AIM OF THE EXERCISE ▸ Exactly how many lines in the entries contain "JSON"? Give that number alone.

SOURCE MATERIAL Block Start

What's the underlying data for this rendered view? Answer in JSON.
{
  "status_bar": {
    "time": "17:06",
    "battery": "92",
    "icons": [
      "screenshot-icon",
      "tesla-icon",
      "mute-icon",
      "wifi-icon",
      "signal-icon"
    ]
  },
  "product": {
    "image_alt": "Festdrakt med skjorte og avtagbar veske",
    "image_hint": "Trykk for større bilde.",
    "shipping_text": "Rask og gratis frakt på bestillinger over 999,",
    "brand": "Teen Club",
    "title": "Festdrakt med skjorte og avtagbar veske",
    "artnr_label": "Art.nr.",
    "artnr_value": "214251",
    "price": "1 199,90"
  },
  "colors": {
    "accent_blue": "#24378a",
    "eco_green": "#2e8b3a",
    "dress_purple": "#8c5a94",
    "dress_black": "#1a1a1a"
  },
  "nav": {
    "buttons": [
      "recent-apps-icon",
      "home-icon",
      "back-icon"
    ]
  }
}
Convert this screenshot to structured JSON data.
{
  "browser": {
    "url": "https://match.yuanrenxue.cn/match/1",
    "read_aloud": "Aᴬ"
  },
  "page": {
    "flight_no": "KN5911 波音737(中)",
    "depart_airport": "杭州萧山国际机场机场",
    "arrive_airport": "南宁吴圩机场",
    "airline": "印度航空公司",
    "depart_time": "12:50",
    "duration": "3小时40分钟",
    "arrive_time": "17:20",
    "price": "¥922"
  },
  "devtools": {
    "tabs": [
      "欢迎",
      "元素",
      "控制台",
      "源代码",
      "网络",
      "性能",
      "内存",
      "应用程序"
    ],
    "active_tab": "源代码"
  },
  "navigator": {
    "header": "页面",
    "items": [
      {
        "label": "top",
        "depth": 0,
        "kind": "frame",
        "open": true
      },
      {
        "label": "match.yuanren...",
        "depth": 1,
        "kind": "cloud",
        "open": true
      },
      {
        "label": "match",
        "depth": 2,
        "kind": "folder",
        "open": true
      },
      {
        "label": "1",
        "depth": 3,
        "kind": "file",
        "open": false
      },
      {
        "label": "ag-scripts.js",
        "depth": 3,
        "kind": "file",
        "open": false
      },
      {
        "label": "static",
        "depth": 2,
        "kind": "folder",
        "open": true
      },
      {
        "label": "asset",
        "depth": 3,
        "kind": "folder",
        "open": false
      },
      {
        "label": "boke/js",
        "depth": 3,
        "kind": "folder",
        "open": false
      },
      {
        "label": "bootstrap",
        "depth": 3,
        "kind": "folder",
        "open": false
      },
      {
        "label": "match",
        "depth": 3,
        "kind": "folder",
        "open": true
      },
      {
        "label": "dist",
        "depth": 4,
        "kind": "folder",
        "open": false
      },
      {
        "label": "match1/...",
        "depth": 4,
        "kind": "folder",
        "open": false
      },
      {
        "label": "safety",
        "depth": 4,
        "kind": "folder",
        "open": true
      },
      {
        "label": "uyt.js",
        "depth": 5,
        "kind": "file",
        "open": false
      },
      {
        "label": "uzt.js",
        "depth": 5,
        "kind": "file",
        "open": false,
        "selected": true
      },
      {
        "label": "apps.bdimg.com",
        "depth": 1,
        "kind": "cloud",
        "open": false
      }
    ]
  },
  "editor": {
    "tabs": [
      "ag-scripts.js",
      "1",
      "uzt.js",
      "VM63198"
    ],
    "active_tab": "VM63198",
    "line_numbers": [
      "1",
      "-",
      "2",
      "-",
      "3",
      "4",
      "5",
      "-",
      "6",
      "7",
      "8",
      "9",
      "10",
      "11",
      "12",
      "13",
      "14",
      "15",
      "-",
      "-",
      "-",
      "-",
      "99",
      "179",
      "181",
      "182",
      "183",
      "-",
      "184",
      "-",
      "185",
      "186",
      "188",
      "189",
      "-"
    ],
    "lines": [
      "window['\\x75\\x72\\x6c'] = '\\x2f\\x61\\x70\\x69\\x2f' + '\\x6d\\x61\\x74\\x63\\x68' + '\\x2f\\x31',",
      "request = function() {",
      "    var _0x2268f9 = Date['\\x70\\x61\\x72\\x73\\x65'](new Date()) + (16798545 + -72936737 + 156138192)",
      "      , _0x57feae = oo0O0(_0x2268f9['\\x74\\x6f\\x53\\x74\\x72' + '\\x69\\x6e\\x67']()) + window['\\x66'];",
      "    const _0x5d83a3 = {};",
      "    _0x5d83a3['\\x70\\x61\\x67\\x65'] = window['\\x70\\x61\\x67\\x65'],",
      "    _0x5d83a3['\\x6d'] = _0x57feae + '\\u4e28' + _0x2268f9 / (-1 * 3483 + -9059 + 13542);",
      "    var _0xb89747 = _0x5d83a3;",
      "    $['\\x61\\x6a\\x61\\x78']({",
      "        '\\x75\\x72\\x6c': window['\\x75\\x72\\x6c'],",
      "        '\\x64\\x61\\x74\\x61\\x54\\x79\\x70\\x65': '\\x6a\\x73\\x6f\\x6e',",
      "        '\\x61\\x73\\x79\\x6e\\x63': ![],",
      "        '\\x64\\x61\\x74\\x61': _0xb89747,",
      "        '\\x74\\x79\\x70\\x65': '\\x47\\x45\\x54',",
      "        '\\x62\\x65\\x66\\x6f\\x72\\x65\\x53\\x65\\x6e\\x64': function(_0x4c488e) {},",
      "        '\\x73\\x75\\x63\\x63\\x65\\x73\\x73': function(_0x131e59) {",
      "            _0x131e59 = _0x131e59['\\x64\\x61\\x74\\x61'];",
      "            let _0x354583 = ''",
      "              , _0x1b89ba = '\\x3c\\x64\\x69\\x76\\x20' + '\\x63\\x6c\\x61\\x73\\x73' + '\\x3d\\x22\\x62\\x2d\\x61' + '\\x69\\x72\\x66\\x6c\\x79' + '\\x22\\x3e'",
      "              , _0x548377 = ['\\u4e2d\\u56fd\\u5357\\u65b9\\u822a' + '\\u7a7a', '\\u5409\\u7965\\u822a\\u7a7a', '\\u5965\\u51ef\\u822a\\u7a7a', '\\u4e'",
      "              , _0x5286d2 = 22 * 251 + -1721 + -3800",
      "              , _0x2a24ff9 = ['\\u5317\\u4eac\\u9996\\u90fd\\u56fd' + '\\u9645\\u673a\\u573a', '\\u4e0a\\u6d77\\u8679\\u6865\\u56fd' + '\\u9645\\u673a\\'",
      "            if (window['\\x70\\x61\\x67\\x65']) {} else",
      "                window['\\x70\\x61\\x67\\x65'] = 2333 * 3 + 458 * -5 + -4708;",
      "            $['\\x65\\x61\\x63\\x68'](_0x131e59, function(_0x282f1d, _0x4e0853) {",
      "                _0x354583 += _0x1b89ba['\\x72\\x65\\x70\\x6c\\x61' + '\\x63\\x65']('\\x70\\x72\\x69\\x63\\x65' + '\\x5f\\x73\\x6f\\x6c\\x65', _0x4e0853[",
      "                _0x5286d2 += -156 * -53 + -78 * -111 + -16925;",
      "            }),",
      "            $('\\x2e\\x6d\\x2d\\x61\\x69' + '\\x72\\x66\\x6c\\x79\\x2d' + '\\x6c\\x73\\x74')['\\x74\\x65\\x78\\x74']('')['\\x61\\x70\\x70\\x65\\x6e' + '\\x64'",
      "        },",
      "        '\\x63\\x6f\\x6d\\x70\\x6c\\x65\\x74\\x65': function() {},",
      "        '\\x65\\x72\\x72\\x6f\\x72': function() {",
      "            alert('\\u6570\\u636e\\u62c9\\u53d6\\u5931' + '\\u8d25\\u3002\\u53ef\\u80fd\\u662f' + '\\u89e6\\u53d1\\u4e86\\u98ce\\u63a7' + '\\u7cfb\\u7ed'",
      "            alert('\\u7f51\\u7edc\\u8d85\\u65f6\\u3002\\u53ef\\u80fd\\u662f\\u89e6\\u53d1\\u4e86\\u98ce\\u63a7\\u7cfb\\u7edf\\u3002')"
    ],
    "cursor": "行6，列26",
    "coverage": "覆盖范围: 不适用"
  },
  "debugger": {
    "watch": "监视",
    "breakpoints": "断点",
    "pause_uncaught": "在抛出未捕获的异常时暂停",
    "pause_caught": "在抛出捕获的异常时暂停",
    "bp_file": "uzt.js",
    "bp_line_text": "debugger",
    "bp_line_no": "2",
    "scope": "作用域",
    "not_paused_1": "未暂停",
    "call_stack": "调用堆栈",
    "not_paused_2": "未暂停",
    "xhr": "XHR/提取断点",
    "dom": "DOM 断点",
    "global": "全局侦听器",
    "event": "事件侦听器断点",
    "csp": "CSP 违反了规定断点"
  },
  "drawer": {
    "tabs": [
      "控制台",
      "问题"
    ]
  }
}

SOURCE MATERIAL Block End

REPLY ▸ 2